Monument Valley Navajo Tribal Park

by Chih Kwan Chen, Nov. 5, 2009

Monument Valley Navajo Tribal Park is at the border of Utah and Arizona. Its entrance is along US-163, 20 miles east of Kayenta, Arizona. The park entrance is still in Utah, but the major part of the park is in Arizona. All tose lands, including Kayenta, belong to Navajo Nation. Paying a modest fee, visitors are allowed to drive on designated sandy and bumpy dirt roads to view various high light points. However, to visit interesting points like Big Hogan, Moccasin Arch, Ear of the Wind and Sun's Eye, one needs to join an Indian guided 4-wheel tour to get into private Indian land. We stayed at Kayenta the night before and arranged a tour that starts from the motel. Without such prior arrangement, one can just drive to the visitor center of the park, and there will be many Indian guides with 4-wheels waiting to be hired. Another longer tour is called "Hidden Valley tour". The latter tour is mainly to view the ruins of ancient ANASAZI Indian but not much spectacular scenary. In Navajo language ANASAZI means Ancient Enemy of Navajo. Some say that the modern Hopi Indian is the decendent of ANASAZI, and others say modern Pueblo Indian is the decendant. From the size of the dwellings in those ruins, ANASAZI Indian seems to be very small in size, but modern Hopi and Pueblo Indians are normal size people. So they seem to have grown a lot in time. Navajo Nation uses Utah time, though both the tribal park and Kayenta are in Arizona. Utah time is mountain time and is one hour ahead of Arizona time that is the same as California time. When the Indian guided tour starts at 9 am, it means Navajo time, not Arizona time. At the case of our tour, an Austrarian couple confused with Arizona time and did not come down on time. Only after phone call to their room. they hurriedly came down to join the tour. A careful reservation clerk will always make sure about this time differemce.

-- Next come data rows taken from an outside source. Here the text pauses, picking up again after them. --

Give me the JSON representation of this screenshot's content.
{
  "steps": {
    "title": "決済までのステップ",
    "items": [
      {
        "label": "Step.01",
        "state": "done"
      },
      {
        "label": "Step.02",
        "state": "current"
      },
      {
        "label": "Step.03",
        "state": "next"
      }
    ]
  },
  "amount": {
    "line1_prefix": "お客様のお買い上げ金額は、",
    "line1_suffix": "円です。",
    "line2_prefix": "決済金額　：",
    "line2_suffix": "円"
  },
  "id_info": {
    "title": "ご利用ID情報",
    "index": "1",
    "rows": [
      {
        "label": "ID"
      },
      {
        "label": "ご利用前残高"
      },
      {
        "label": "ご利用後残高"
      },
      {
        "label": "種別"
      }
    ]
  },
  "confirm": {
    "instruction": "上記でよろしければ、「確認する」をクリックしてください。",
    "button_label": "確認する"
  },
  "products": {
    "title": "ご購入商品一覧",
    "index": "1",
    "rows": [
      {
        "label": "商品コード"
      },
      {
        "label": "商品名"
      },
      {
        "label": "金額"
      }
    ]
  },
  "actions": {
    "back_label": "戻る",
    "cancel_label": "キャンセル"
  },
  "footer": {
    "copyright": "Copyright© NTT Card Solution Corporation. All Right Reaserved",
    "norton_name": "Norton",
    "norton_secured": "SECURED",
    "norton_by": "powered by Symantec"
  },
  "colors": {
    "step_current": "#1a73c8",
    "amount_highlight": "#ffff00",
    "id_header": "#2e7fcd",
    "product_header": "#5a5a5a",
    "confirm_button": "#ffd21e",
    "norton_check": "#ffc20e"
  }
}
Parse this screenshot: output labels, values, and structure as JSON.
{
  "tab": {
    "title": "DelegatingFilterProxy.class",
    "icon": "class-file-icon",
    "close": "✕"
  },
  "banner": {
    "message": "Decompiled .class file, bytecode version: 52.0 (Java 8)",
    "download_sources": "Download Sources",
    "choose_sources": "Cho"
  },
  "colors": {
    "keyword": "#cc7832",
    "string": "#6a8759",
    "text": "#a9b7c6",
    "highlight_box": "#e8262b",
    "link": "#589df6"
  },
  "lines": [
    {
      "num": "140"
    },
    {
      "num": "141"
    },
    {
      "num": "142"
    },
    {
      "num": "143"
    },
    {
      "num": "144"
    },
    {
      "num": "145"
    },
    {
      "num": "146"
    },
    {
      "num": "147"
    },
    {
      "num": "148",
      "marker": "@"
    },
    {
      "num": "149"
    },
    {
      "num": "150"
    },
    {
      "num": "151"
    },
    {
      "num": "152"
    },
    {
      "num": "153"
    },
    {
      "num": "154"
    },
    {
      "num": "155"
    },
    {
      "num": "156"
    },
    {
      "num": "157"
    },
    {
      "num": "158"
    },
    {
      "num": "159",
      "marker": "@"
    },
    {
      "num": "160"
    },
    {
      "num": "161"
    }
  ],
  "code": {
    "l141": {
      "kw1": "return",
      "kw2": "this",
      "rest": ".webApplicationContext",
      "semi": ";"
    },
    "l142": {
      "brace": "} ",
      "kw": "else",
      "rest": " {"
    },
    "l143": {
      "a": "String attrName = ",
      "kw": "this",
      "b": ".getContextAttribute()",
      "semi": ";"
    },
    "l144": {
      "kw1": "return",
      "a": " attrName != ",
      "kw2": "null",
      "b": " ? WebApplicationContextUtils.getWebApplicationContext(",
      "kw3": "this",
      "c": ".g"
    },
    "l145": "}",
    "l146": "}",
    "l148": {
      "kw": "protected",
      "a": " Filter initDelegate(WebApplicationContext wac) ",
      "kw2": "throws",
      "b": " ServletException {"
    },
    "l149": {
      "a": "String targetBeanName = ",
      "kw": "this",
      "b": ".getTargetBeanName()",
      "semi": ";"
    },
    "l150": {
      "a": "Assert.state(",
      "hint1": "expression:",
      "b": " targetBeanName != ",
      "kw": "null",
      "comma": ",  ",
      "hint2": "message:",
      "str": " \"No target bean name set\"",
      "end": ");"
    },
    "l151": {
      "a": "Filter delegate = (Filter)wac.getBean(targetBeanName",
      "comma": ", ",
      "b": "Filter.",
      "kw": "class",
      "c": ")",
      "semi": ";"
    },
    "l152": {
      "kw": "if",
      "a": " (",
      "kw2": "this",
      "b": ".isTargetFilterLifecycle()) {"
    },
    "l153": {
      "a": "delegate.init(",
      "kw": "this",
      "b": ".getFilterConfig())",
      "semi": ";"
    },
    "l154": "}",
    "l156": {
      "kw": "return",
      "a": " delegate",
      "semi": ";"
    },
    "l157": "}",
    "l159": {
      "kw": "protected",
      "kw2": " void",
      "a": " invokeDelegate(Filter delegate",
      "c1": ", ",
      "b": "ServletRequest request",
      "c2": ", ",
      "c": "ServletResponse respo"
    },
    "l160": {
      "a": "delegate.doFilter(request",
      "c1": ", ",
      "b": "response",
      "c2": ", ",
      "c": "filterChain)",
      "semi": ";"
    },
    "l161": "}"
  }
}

John Ford point where the movie "Stage Coach" was made. Welcome to Monument Valley.
If ignore those houses and cars, it is a typical scene that a wagon train passes through the valley. Suddenly a line of horse mounted Indian warriers appear on the farther side cliff, a common scene in western movies.
North Window. Window here has different meaning from the windows in Arch National Park.
This one can be South Window, but not sure.
A far view of Three Sisters
A close up view of Three Sisters. The frontal view of the face of the third sister and the side view of the face of the first sister are visible.
Chief's head. More structures in the bag of the chief can be made out.
Totem Pole.
Some structures in the making.
The thumb.
The Throne.
A weaving old Indian lady.
The cat of the valley.
A far view of Big Hogan. There is a round hole at the top of the stone theater, and the sun light goes through it, illuminating the bright spot on the wall.
People are lying on the foot of the wall to look up at Big Hogan.
That is what those people see.
Moccasin Arch.
The 4-wheel travels on wild land without any road.
Small holes are appearing at the top of this stone theater.
A far away view of Ear of the Wind.
A close up view of Ear of the Wind.
Sun's Eye.
Petroglyph of ANASAZI Indian.
A far view of a small window.
A close up view of the small window.